Baraniuk, Chris. “Why gamblers get high even if they lose.” BBC Psychology, July 21, 2016. Accessed May 31, 2019.
Calado, Filipa; Griffiths, Mark. “Problem gambling worldwide: An update and systematic review of empirical research (2000-2015).” Journal of Behavioral Addictions, December 1, 2016. Accessed May 31, 2019.
Clark, Luke; Averbeck, Bruno; Payer, Doris; Sescousse, Guillaume; Winstanley, Catherine; Xue, Gui. “Pathological choice: The neuroscience of gambling and gambling addiction.” Journal of Neuroscience, November 6, 2013. Accessed May 31, 2019.
Cowie, Megan; et al. “Distorted beliefs about luck and skill and their relation to gambling problems and gambling behavior in Dutch gamblers.” Frontiers of Psychology, December 22, 2017. Accessed May 31, 2019.
Dixon, Mike; Stange, Madison; Larche, Chanel; Graydon, Candice; Fugelsang, Jonathan; Harrigan, Kevin. “Dark flow, depression and multiline slot machine play.” Journal of Gambling Studies, June 6, 2018. Accessed May 31, 2019.
Georgia State University. “Gambling and crime.” (n.d). Accessed May 31, 2019.
Haw, John. “Random-ratio schedules of reinforcement: The role of early wins and unreinforced trials.” Journal of Gambling Issues, June 2008. Accessed May 31, 2019.
Jazaeri, Seyed; Habil, Mohammad. “Reviewing two types of addiction – pathological gambling and substance use.” Indian Journal of Psychological Medicine, Jan-Mar 2012. Accessed May 31, 2019.
Kryszajtys, David; Matheson, Flora. “Problem gambling and its costs.” Gambling Research Exchange Ontario, 2018. Accessed May 31, 2019.

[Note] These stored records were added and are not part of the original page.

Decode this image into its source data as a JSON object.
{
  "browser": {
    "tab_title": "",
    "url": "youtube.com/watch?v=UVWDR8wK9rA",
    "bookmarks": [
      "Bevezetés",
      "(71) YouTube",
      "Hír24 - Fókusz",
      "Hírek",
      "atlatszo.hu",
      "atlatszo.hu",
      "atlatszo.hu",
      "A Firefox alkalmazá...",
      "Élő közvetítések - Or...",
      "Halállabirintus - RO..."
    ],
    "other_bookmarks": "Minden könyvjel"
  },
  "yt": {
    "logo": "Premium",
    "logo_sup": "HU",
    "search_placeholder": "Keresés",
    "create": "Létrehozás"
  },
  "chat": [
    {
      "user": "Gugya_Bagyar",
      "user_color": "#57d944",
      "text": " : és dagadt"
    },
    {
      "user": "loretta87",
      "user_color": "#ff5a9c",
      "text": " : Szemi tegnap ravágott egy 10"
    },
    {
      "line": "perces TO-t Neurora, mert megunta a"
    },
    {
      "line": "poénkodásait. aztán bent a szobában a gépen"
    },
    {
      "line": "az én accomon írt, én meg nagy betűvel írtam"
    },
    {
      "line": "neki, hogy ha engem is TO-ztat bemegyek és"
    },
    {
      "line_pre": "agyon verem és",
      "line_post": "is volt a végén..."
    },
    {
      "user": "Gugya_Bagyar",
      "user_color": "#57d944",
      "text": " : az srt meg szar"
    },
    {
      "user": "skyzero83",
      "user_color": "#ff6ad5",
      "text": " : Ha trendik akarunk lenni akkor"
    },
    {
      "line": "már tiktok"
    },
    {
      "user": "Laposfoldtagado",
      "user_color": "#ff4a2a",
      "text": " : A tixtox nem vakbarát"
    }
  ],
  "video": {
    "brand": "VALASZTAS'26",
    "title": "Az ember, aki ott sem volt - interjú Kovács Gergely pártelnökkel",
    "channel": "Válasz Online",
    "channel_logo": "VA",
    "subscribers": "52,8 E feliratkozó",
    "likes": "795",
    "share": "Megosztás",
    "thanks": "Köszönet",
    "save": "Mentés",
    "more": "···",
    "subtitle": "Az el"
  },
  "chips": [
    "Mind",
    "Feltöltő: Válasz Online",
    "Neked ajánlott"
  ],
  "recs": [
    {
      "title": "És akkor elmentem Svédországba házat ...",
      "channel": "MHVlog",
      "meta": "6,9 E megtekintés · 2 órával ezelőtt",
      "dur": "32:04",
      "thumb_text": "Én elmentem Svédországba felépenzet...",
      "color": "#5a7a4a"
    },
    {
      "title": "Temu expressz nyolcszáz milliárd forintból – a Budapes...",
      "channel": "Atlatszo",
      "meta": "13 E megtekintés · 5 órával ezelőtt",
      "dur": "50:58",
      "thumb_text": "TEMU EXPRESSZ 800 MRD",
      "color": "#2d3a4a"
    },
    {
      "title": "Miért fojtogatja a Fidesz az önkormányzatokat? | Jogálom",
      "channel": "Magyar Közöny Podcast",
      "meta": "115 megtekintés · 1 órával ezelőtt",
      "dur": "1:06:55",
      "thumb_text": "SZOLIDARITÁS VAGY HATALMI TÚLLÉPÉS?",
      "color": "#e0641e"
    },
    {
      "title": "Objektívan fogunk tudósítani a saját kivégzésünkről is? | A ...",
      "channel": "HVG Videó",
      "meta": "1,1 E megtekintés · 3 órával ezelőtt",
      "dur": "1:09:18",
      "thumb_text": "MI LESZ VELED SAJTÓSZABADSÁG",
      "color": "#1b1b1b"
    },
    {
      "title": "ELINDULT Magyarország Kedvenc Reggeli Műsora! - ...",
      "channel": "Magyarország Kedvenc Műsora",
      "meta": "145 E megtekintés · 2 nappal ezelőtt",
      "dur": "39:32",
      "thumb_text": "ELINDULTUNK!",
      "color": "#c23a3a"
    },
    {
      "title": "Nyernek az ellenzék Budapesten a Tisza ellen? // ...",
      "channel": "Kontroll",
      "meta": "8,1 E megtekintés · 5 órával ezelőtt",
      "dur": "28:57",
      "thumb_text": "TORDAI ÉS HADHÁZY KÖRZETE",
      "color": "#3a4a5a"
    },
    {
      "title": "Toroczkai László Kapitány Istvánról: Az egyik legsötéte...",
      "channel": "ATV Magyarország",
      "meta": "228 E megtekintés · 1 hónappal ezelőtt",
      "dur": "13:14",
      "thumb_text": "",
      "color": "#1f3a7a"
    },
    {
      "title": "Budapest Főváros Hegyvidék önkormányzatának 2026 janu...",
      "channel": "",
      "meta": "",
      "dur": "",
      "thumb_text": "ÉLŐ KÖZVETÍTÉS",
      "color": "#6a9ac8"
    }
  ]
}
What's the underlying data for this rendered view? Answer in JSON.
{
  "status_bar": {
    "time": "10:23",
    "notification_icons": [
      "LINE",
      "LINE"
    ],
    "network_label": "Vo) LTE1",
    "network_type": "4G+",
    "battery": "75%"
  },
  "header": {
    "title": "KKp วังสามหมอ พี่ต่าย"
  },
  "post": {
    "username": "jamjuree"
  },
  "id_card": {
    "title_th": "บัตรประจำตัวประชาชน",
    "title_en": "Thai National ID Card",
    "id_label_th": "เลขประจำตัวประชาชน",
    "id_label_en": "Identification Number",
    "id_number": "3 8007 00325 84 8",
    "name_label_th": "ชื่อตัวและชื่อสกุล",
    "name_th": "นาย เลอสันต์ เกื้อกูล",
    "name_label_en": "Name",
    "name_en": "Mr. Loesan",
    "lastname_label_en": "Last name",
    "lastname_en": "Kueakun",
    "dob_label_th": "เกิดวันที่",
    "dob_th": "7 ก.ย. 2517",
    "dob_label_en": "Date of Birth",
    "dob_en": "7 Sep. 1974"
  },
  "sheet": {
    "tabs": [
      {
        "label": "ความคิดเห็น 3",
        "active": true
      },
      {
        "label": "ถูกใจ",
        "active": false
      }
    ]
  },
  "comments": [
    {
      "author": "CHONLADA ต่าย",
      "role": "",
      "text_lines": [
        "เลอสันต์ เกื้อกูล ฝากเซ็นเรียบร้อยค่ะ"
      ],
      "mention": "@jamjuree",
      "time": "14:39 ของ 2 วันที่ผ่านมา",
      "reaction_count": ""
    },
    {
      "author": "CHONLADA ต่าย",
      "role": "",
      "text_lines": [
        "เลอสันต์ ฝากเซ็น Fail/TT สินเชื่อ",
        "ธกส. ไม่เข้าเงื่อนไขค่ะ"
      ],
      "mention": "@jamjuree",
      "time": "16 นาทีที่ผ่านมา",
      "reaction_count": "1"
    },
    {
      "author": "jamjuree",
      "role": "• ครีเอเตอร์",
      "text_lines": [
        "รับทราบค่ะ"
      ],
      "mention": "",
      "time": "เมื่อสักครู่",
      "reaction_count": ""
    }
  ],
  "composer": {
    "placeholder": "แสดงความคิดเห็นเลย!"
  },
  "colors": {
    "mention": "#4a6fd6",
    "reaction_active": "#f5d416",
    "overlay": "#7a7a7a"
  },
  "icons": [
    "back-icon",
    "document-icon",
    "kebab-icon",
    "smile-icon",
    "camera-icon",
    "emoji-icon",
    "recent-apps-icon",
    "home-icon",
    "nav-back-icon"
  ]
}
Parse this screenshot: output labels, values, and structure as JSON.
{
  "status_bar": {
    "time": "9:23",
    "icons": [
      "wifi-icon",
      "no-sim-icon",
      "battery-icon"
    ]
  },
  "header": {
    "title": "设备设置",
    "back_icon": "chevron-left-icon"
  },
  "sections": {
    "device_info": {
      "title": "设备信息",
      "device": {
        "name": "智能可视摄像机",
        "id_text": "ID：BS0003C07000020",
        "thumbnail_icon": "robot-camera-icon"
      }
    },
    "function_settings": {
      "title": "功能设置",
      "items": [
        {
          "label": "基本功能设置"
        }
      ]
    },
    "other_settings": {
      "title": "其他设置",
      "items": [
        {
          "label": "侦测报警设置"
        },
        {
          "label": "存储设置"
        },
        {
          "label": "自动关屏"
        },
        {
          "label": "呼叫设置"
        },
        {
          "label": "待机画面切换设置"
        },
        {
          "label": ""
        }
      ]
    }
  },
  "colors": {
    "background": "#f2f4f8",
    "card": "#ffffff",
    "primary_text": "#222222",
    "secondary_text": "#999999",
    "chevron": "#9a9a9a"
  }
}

May-Chahal, Corinee; Humphreys, Leslie; Clifton, Alison; Francis, Brian; Reith, Gerda. “Gambling harm and crime careers.” Journal of Gambling Studies, 2017. Accessed May 31, 2019.